Investment in Britain’s car industry has fallen by half, according to figures from the motoring sector. The Society of Motor Manufacturers & Traders (SMMT) said that Brexit uncertainty was “thwarting” decisions by major car companies to put more money into UK factories. In the first six months of 2017, investment in new models and factory improvements stood at £647.4m. This year, the figure had fallen to £347.3m for the same period. The SMMT said this was lowest figure since the financial crisis. The trade body said that the government’s “red lines” on Brexit and “conflicting messages” were working “directly against the interests of the UK automotive sector”.
Its chief executive, Mike Hawes, told the BBC that the industry needed “clarity” and demanded that Britain stay within the customs union and that a “no deal” scenario where the UK leaves the customs union and the single market with no preferential trading deal would be “the worse option imaginable”. Supply chains which rely on millions of car and truck parts moving freely between the UK and the EU would face disruption. The government said the UK’s car industry was a success story and that it was working for a deal that was mutually beneficial to both sides and as “friction free” as possible.
Since the referendum a number of car makers, such as Nissan, have announced additional investment in Britain.
‘Frustration in boardrooms’ I asked Mr Hawes what the effect would be if there was no “deal” with the EU agreed before the end of the year. “It won’t be an overnight closure but it could be a death by a thousand cuts,” he told me. “Gradually the competitiveness of the UK is eroded, making it that much harder to attract the investment, and it’s the investment that makes it [the UK car sector] so competitive. “We still need to see significant additional progress [on Brexit].
He said: “We still don’t know what our future trading relationship is going to be, not just with Europe, but with some of the other countries with which the EU has free trade agreements which are important to this industry as well. “There’s undoubtedly frustration in boardrooms at the slow pace of negotiations.

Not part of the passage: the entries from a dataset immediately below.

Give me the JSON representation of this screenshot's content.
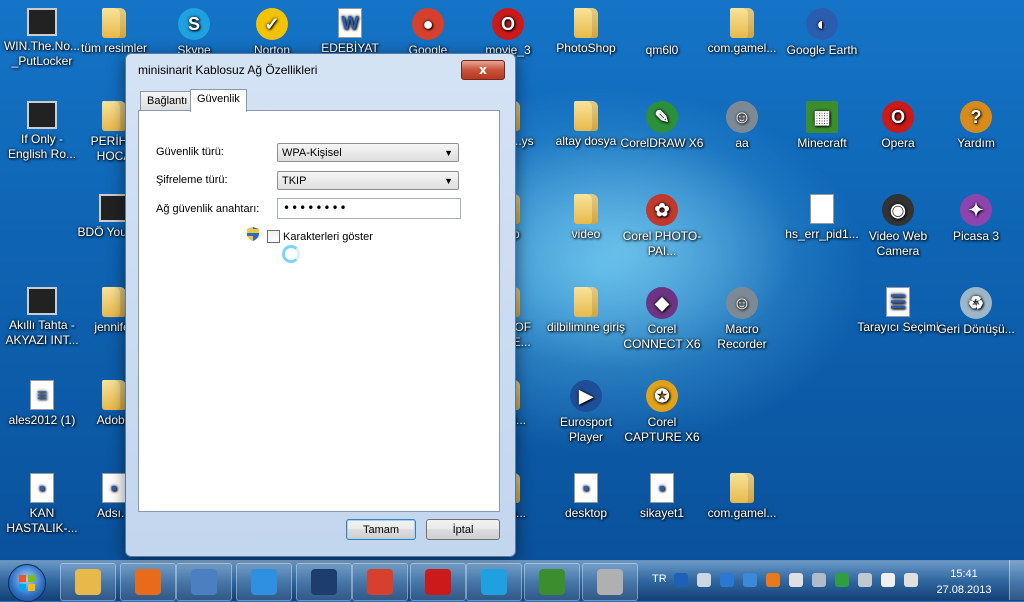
{
  "desktop": {
    "icons": [
      {
        "label": "WIN.The.No... _PutLocker",
        "icon": "video-file-icon"
      },
      {
        "label": "tüm resimler",
        "icon": "folder-icon"
      },
      {
        "label": "Skype",
        "icon": "skype-icon"
      },
      {
        "label": "Norton",
        "icon": "norton-icon"
      },
      {
        "label": "EDEBİYAT",
        "icon": "word-document-icon"
      },
      {
        "label": "Google",
        "icon": "chrome-icon"
      },
      {
        "label": "movie_3",
        "icon": "opera-icon"
      },
      {
        "label": "PhotoShop",
        "icon": "folder-icon"
      },
      {
        "label": "qm6l0",
        "icon": "blank-icon"
      },
      {
        "label": "com.gamel...",
        "icon": "folder-icon"
      },
      {
        "label": "Google Earth",
        "icon": "google-earth-icon"
      },
      {
        "label": "If Only - English Ro...",
        "icon": "video-file-icon"
      },
      {
        "label": "PERİH... HOCA",
        "icon": "folder-icon"
      },
      {
        "label": "hoca ...ys",
        "icon": "folder-icon"
      },
      {
        "label": "altay dosya",
        "icon": "folder-icon"
      },
      {
        "label": "CorelDRAW X6",
        "icon": "coreldraw-icon"
      },
      {
        "label": "aa",
        "icon": "robot-icon"
      },
      {
        "label": "Minecraft",
        "icon": "minecraft-icon"
      },
      {
        "label": "Opera",
        "icon": "opera-icon"
      },
      {
        "label": "Yardım",
        "icon": "help-icon"
      },
      {
        "label": "BDÖ YouTu...",
        "icon": "film-icon"
      },
      {
        "label": "...op",
        "icon": "folder-icon"
      },
      {
        "label": "video",
        "icon": "folder-icon"
      },
      {
        "label": "Corel PHOTO-PAI...",
        "icon": "corel-photopaint-icon"
      },
      {
        "label": "hs_err_pid1...",
        "icon": "text-document-icon"
      },
      {
        "label": "Video Web Camera",
        "icon": "webcam-icon"
      },
      {
        "label": "Picasa 3",
        "icon": "picasa-icon"
      },
      {
        "label": "Akıllı Tahta - AKYAZI INT...",
        "icon": "video-file-icon"
      },
      {
        "label": "jennifer",
        "icon": "folder-icon"
      },
      {
        "label": "...RY OF ...AGE...",
        "icon": "folder-icon"
      },
      {
        "label": "dilbilimine giriş",
        "icon": "folder-icon"
      },
      {
        "label": "Corel CONNECT X6",
        "icon": "corel-connect-icon"
      },
      {
        "label": "Macro Recorder",
        "icon": "robot-icon"
      },
      {
        "label": "Tarayıcı Seçimi",
        "icon": "browser-choice-icon"
      },
      {
        "label": "Geri Dönüşü...",
        "icon": "recycle-bin-icon"
      },
      {
        "label": "ales2012 (1)",
        "icon": "document-icon"
      },
      {
        "label": "Adobe",
        "icon": "folder-icon"
      },
      {
        "label": "...rigi...",
        "icon": "folder-icon"
      },
      {
        "label": "Eurosport Player",
        "icon": "eurosport-icon"
      },
      {
        "label": "Corel CAPTURE X6",
        "icon": "corel-capture-icon"
      },
      {
        "label": "KAN HASTALIK-...",
        "icon": "image-file-icon"
      },
      {
        "label": "Adsı...",
        "icon": "image-file-icon"
      },
      {
        "label": "...nlo...",
        "icon": "folder-icon"
      },
      {
        "label": "desktop",
        "icon": "image-file-icon"
      },
      {
        "label": "sikayet1",
        "icon": "image-file-icon"
      },
      {
        "label": "com.gamel...",
        "icon": "folder-icon"
      }
    ]
  },
  "dialog": {
    "title": "minisinarit Kablosuz Ağ Özellikleri",
    "close_label": "x",
    "tabs": [
      {
        "label": "Bağlantı",
        "active": false
      },
      {
        "label": "Güvenlik",
        "active": true
      }
    ],
    "security_type_label": "Güvenlik türü:",
    "security_type_value": "WPA-Kişisel",
    "encryption_type_label": "Şifreleme türü:",
    "encryption_type_value": "TKIP",
    "key_label": "Ağ güvenlik anahtarı:",
    "key_value": "••••••••",
    "show_chars_label": "Karakterleri göster",
    "show_chars_checked": false,
    "ok_label": "Tamam",
    "cancel_label": "İptal"
  },
  "taskbar": {
    "apps": [
      {
        "name": "explorer-icon",
        "color": "#e8b94a"
      },
      {
        "name": "media-player-icon",
        "color": "#e86a1a"
      },
      {
        "name": "tool-icon",
        "color": "#4a7fc0"
      },
      {
        "name": "internet-explorer-icon",
        "color": "#2f8fe0"
      },
      {
        "name": "photoshop-icon",
        "color": "#1c3d6e"
      },
      {
        "name": "chrome-icon",
        "color": "#d6402c"
      },
      {
        "name": "opera-icon",
        "color": "#cc1a1a"
      },
      {
        "name": "skype-icon",
        "color": "#1fa0e0"
      },
      {
        "name": "minecraft-icon",
        "color": "#3c8d2e"
      },
      {
        "name": "camera-icon",
        "color": "#b0b0b0"
      }
    ],
    "language": "TR",
    "clock_time": "15:41",
    "clock_date": "27.08.2013"
  }
}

Mr Hawes said: “The way the industry works with investments over four or five years you will see over the next couple of years, particular plants will reach that decision point. What we have seen over the last six months is that investment has been declining. “Investment in the automotive industry is always a bit lumpy, but if you match what is happening in terms of total investment with what we hear, we are seeing companies sitting on their hands for as long as possible.
“But it reaches the point you have to make that decision, that’s when you need the clarity,” he added. ‘No credible plan B’ The SMMT’s annual Sustainability Report says that the automotive sector had a strong 2017 as investments made a number of years ago came to fruition. Employment levels rose by over 5% to 186,000 and the sector’s total revenues hit a record £82bn. “There is no credible ‘plan B’ for frictionless customs arrangements, nor is it realistic to expect that new trade deals can be agreed with the rest of the world that will replicate the immense value of trade with the EU.” Mr Hawes said. “The government must rethink its position on the customs union.
He said: “There is no Brexit dividend for our industry, particularly in what is an increasingly hostile and protectionist global trading environment. “Our message to government is that until it can demonstrate exactly how a new model for customs and trade with the EU can replicate the benefits we currently enjoy, don’t change it.” He said both of the government’s options for cross-border arrangements post-Brexit the so-called “maximum facilitation” or “customs partnership” models were complex, expensive and not deliverable over a short period of time. The government said that, out of the EU, Britain could look to strike new trade deals with markets such as America and China.